In your wake you leave impressions as well as memories.

Were you respectful of the language?  The people ?  Were you a drunken idiot?

Did you leave as many smiles as you took?  Did you try to interact or did you adopt an “us” and “them” attitude?   Did you forget basic courtesies?

I have had dozens of employees over the years.  They have worked for me as captains, deckhands, drivers, waiters, cooks, cashiers, guides and numerous other positions.  They talk to me quite often about such-and-such a guest or client.  I hear them talk among themselves about tourists in general and in particular.

Much of it is great.  They really enjoy the meetings and interactions.  Some of it is plain amusing.  Some of it makes me grimace and cringe.
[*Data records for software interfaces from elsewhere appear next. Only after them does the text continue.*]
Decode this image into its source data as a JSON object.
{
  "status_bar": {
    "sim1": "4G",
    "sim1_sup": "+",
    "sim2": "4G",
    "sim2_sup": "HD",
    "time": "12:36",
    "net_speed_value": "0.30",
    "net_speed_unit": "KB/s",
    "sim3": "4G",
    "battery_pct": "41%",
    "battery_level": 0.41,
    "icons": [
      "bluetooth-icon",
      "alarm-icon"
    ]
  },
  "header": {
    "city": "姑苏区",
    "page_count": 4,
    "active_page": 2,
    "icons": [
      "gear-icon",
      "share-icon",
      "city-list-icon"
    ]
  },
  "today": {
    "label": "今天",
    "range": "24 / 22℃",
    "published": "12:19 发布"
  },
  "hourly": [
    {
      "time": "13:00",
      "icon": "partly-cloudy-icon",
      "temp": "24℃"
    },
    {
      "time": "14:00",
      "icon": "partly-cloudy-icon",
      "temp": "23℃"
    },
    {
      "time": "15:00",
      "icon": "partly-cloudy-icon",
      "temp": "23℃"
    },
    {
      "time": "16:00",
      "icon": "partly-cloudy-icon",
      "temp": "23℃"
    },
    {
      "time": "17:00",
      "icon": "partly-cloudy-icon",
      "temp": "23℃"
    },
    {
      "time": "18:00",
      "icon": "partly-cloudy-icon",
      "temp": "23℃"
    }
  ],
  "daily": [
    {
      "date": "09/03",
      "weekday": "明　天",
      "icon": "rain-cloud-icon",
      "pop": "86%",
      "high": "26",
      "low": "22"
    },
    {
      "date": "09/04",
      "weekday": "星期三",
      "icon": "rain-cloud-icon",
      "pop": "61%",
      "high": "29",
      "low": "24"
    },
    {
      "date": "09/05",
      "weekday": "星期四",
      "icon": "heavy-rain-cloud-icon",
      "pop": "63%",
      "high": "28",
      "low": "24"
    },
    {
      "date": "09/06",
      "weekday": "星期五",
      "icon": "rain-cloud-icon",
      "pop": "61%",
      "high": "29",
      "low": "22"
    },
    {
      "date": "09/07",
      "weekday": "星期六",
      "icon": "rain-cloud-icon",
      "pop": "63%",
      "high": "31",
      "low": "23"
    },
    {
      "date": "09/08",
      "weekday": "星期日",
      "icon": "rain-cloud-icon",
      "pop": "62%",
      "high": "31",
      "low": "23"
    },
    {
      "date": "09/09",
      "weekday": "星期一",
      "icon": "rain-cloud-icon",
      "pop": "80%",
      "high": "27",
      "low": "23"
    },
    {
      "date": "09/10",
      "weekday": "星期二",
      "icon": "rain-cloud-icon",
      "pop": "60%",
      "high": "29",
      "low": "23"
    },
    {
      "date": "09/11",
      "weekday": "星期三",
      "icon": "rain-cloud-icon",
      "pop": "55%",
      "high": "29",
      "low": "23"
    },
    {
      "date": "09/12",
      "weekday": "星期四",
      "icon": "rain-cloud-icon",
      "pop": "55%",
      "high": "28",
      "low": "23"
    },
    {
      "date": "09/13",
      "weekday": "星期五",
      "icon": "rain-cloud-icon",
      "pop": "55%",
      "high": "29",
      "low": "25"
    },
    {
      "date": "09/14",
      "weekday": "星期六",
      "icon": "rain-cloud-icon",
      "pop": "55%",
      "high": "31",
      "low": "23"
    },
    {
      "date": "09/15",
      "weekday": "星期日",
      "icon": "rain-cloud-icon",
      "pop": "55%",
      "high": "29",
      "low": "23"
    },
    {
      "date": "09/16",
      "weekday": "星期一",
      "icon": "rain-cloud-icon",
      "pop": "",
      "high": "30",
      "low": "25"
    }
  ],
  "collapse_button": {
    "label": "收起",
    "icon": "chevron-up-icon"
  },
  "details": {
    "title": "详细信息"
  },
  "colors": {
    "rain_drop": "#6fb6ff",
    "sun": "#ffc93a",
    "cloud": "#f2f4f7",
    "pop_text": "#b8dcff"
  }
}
A good example my panga captains.  Many have been with me 8, 10, 14, 15 years or more.  They have a remarkable memory for some clients they see maybe every few years or every other year.
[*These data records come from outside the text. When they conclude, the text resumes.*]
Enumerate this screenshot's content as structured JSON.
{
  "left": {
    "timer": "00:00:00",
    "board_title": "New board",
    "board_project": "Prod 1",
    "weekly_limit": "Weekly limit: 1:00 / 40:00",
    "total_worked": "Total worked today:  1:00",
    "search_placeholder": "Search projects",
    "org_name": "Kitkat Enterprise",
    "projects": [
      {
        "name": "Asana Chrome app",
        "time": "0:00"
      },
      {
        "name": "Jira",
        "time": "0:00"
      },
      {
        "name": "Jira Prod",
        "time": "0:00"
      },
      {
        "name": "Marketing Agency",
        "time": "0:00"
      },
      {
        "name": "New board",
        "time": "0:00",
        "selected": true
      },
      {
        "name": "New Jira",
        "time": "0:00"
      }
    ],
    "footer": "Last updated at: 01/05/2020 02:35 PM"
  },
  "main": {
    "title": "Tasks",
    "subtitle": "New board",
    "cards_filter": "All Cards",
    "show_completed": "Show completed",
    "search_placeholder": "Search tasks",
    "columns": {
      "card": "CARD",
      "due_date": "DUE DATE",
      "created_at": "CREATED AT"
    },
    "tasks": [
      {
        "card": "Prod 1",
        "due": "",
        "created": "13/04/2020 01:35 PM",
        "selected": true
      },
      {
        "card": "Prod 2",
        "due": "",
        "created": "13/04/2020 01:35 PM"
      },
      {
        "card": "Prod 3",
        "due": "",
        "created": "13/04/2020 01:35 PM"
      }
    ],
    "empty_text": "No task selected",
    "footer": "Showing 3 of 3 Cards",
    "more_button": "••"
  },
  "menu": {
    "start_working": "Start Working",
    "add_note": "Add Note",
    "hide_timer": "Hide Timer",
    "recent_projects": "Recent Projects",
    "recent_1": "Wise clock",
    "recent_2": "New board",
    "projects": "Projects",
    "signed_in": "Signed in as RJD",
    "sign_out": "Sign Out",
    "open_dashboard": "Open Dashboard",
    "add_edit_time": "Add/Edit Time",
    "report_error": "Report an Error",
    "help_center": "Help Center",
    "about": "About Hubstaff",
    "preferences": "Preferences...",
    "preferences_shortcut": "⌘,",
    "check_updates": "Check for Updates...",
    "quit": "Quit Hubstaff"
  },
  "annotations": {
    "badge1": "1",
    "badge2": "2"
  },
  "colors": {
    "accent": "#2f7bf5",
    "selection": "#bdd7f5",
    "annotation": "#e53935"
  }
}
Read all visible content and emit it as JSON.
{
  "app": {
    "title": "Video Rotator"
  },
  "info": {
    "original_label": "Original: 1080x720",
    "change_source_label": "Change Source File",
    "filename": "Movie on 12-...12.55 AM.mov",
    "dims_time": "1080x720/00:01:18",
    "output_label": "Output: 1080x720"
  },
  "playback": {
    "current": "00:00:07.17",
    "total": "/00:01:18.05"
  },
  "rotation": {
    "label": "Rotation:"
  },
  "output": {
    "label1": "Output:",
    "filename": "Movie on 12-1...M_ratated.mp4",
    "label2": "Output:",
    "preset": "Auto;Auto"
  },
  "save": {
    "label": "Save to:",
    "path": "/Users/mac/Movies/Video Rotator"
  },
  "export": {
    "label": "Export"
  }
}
They often ask  if Mr. So-and-so will be coming back.  They remember who tipped and who didn’t. They remember those who said thank you or wanted a picture with them.  They remember who took the time to bring down a baseball for their kid or left a nice pair of fishing pliers as a gift.  They remember the fun day fishing and talking about mutual families.  Smiles are universal.

My waiters and drivers are the same way.  They may not remember names, but they remember faces and families and couples.

They remember which kids and parents were courteous and who was “high maintenance” and who had the wife who loved to sing and which little girl gave a hug.  And they remember the  guy who never stopped bragging about how rich he was “back in ‘America’ and how ‘you people’ have everything backwards.”

Oh yes…they remember.

Even I have to constantly remind myself.  Something gets taken.  Something gets left behind.

Hopefully, I leave more smiles with each passing day. Hopefully, I take a new good lesson with me to bed at night after a long day.  Or some new memories.   Hopefully, I left a good thought or impression or someone learned something from me as well.

I try. Locard was a criminologist.  He was right.  It’d be a crime passing through life without taking and leaving something good.  Take a gift.  Leave a gift.

That’s our story…

Jonathan

__________________

Jonathan Roldan has been writing the Baja Column in Western Outdoor News since 2004.  Along with his wife, Jill, they own and run the Tailhunter International Fishing Fleet in La Paz, Baja, Mexico  www.tailhunter-international.com.  They also run their Tailhunter Restaurant Bar on the famous La Paz malecon waterfront.  If you’d like to contact him directly, his e-mail is riplipboy@tailhunter-international.com  or drop by the restaurant to say hi!

___________________

Jonathan Roldan’s
Tailhunter International

 

TAILHUNTER FISHING FLEET #1 Rated on Trip Advisor

TAILHUNTER RESTAURANT BAR #1 Rated in La Paz on Trip Advisor

 

Now follow us on FACEBOOK TOO


 
Website: www.tailhunter-international.com
U.S. Office: 3319 White Cloud Drive, Suite A, Hacienda Hts. CA 91745
Mexico Office: 755 Paseo Obregon, La Paz, Baja Sur, Mexico
Phones:
from USA : 626-638-3383
from Mexico: 044-612-14-17863

.
Tailhunter Weekly Fishing Report:
http://fishreport.jonathanroldan.com/

Tailhunter YouTube Videos:
http://www.youtube.com/user/pangapirate


“When your life finally flashes before your eyes, you will have only moments to regret all the things in life you never had the courage to try.”

Read Full Post »